“84 percent revealed that they try to make choices that balance what benefits them personally and what’s good for others,” says Malat, citing the company’s survey.

Marketers must heed that insight. And, they need to understand that 47 percent claim their generation is more likely to feel personal responsibility to create positive change in the world while 93 percent say they believe in standing up and helping others.

Activism is rooted in their generational DNA. Whether fighting for LGBTQ or women’s rights, racial equality, against gun violence or immigration laws, they have become agents of change. Gen Z refuses to be passive bystanders. They are active members in society with tremendous power to organize and influence. As they feed off each other on social media and can slam a brand with a simple click, the importance of brands pledging allegiance to the world Gen Zers want to create is essential.

What are the main challenges in marketing to Gen-Z that brands should be aware of? Is there anything that makes it easier to market to Gen-Z compared to other demos?

Students overwhelmingly (89 percent) prefer to shop in-store for the ability to see and experience the products in person, which makes omnichannel more important than ever.

Gen Z prefers retailers that have actual, physical stores versus retailers that operate on a strictly digital basis. Plus 80 percent say that their purchases are influenced by social media making retailer’s buying decisions critically important – affordable, authentic, natural/organic, and tied to a charitable cause are important to the Gen-Z consumer.

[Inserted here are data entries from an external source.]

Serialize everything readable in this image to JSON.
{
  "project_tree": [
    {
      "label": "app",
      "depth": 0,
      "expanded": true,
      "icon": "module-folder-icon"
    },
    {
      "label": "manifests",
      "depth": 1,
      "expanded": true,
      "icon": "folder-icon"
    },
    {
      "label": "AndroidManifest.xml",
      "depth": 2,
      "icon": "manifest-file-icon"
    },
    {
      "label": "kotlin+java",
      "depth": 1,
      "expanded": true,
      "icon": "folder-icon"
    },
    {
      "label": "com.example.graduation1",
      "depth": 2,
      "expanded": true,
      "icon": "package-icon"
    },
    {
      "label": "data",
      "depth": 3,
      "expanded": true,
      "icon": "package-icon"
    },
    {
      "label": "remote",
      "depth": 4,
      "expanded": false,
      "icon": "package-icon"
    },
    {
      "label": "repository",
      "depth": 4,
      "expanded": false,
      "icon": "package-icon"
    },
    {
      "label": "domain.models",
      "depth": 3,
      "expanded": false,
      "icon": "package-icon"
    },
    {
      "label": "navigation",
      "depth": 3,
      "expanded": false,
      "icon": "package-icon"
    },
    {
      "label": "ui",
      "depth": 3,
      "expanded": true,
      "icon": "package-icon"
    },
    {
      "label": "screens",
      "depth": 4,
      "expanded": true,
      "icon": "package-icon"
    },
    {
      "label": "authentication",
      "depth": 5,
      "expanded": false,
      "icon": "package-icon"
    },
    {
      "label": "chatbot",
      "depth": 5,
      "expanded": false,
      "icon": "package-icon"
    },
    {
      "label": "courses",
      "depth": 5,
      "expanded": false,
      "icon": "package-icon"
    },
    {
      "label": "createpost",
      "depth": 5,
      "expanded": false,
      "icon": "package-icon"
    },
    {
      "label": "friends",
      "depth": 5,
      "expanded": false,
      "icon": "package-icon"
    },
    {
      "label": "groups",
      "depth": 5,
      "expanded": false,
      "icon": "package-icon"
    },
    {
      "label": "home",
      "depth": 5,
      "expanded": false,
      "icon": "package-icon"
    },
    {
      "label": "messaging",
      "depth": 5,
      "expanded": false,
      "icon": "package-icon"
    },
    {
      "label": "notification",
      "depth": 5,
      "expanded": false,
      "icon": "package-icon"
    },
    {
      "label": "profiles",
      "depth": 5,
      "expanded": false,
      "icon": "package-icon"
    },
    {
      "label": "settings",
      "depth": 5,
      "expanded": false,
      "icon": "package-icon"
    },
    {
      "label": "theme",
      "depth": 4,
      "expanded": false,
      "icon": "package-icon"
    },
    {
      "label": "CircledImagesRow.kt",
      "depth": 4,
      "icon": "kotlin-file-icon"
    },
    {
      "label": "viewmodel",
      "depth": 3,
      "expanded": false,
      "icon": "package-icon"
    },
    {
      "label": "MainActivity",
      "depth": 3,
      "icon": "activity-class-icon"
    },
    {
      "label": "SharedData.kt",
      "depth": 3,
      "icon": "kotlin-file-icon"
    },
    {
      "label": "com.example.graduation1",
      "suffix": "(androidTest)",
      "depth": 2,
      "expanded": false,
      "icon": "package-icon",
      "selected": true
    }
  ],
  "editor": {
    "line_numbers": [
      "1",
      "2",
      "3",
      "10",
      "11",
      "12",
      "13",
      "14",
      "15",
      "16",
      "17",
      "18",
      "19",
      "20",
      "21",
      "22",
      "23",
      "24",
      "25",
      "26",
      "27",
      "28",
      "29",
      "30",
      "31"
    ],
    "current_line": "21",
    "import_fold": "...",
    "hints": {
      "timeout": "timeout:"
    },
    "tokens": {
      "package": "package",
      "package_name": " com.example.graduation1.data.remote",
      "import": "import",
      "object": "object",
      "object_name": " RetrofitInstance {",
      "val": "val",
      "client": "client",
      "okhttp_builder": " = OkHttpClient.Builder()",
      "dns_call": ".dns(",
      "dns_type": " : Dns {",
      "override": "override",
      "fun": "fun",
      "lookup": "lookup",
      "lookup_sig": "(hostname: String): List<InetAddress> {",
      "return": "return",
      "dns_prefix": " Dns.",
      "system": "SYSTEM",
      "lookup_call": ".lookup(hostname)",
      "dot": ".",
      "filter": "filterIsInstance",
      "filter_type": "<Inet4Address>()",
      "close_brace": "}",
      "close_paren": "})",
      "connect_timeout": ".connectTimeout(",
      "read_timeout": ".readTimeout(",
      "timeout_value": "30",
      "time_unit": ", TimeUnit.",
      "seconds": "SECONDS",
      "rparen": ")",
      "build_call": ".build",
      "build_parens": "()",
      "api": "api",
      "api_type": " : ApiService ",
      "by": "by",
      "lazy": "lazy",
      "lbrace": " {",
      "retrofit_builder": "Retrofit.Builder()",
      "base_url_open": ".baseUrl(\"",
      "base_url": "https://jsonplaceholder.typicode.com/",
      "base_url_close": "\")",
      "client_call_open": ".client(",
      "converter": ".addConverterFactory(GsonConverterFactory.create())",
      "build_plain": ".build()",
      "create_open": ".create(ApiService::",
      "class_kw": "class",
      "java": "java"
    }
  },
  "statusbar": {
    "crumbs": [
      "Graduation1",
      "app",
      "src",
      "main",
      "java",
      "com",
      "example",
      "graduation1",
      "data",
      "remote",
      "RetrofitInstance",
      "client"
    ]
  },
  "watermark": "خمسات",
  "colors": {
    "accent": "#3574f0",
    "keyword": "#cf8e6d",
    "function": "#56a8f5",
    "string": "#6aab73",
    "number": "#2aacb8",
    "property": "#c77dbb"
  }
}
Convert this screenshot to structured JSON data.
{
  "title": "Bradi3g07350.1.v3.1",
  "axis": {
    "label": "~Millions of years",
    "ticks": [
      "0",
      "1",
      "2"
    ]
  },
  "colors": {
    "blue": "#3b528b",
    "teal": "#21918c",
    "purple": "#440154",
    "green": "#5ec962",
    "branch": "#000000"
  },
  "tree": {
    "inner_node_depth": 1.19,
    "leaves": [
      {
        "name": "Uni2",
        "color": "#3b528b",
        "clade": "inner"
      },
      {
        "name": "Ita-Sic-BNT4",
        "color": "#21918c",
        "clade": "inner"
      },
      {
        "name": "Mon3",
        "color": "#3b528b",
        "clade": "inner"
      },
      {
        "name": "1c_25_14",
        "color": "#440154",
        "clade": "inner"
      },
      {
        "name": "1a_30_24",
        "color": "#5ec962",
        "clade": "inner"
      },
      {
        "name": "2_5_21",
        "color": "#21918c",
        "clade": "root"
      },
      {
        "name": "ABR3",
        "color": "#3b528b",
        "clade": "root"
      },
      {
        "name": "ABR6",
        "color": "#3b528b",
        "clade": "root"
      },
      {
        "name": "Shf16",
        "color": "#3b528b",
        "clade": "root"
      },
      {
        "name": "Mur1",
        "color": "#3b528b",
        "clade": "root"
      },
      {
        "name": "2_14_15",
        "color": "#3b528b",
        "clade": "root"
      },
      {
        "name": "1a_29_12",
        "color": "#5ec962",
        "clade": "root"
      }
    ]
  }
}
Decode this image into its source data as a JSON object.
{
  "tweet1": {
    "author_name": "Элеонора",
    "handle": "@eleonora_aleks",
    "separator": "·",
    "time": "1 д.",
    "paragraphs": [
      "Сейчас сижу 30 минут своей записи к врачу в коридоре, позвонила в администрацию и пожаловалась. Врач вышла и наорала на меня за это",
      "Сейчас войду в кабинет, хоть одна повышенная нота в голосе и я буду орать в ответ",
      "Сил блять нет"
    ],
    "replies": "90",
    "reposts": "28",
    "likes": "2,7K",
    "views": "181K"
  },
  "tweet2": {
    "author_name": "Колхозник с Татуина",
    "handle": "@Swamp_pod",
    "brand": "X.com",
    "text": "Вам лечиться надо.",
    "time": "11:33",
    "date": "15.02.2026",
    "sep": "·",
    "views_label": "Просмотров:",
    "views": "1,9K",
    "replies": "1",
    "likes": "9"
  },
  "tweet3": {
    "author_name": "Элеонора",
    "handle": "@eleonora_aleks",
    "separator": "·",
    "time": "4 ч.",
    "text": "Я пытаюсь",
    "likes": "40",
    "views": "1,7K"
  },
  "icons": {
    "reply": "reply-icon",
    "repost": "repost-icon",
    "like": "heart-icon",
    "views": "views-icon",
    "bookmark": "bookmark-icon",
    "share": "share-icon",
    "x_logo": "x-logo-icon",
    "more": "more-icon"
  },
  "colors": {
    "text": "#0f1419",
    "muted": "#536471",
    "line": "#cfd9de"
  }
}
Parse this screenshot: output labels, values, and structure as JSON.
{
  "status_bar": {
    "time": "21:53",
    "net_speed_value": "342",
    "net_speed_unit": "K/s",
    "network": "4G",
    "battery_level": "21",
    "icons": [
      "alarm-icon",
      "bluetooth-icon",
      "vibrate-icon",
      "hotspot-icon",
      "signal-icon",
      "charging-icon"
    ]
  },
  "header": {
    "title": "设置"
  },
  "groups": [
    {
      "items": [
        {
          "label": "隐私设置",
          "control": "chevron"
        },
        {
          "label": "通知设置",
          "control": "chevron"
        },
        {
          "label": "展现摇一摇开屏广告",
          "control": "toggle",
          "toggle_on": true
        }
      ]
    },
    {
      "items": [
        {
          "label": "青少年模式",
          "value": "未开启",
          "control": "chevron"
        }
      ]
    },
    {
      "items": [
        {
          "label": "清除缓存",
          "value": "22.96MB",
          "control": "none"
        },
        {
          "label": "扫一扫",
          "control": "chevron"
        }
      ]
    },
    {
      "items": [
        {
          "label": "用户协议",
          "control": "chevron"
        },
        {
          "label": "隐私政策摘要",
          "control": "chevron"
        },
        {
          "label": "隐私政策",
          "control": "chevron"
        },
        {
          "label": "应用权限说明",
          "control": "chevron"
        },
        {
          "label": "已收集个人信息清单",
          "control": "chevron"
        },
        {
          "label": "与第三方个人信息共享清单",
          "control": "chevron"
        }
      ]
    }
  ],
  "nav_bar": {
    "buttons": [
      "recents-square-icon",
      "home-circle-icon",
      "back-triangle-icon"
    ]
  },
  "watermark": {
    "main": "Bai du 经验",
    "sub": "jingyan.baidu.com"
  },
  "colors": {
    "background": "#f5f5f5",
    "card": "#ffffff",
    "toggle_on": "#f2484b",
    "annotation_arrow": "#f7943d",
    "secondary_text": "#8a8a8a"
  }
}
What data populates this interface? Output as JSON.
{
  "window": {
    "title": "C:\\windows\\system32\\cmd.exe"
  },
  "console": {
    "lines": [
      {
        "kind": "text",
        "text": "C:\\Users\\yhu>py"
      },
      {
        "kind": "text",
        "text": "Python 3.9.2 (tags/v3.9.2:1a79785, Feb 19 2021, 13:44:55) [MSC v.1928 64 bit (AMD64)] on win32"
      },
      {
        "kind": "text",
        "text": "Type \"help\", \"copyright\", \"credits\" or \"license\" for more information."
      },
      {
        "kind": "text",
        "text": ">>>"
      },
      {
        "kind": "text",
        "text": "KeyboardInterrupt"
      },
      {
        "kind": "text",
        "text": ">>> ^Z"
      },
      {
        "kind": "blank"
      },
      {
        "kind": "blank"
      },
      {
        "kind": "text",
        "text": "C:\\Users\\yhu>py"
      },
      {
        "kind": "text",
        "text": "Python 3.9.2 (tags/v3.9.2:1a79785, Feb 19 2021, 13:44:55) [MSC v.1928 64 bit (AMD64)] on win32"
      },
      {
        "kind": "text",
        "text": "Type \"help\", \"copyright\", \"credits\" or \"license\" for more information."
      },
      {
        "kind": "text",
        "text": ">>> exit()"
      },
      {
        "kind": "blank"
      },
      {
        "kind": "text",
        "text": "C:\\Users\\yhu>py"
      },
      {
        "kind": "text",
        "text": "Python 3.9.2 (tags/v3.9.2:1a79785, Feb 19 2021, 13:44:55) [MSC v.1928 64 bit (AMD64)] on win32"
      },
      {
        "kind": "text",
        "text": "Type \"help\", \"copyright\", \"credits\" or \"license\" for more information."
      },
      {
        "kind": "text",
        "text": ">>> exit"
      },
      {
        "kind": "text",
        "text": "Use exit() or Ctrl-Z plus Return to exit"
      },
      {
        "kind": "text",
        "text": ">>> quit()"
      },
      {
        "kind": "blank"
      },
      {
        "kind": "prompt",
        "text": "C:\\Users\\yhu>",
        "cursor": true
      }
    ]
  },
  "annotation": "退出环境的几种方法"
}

Among the topline findings in the Barnes & Noble College survey’s show:

  • 93 percent believe in standing up for and helping others
  • 46 percent say social media has helped form and shape their opinions and what matters to them
  • 68 percent believe that their generation is willing to embrace their own individualism more than older generations
  • 53 percent consider themselves open minded
  • 41 percent consider themselves passionate
  • 93 percent believe in standing up for and helping others
  • 88 percent believe in their individual ability to be, do, and achieve anything
  • 80 percent have a lot of empathy for the issues and problems faced by others
  • 91 percent believe that all people are equal that they deserve to be treated as such
  • 86 percent believe they should have the freedom to be whatever or whoever they want to be
  • 57 percent say social media has helped them to learn from and be exposed so different kinds of people
  • 46 percent say social media has helped form and shape their opinions and what matters to them
  • 44 percent say social media has deepened their relationship connection with friends and peers
  • 68 percent believe that their generation is willing to embrace their own individualism more than older generations.
  • 80 percent say they have a lot of empathy for the issues and problems faced by others
  • 76 percent say they are aware of current and world events and issues
  • 64 percent credit social media with helping them become more knowledgeable about current and world events and issues
  • 39 percent say social media has made them more empathetic towards the issues and problems faces by others.
About The Author
David Kaplan David Kaplan @davidakaplan

A New York City-based journalist for over 20 years, David Kaplan is managing editor of GeoMarketing.com. A former editor and reporter at AdExchanger, paidContent, Adweek and MediaPost.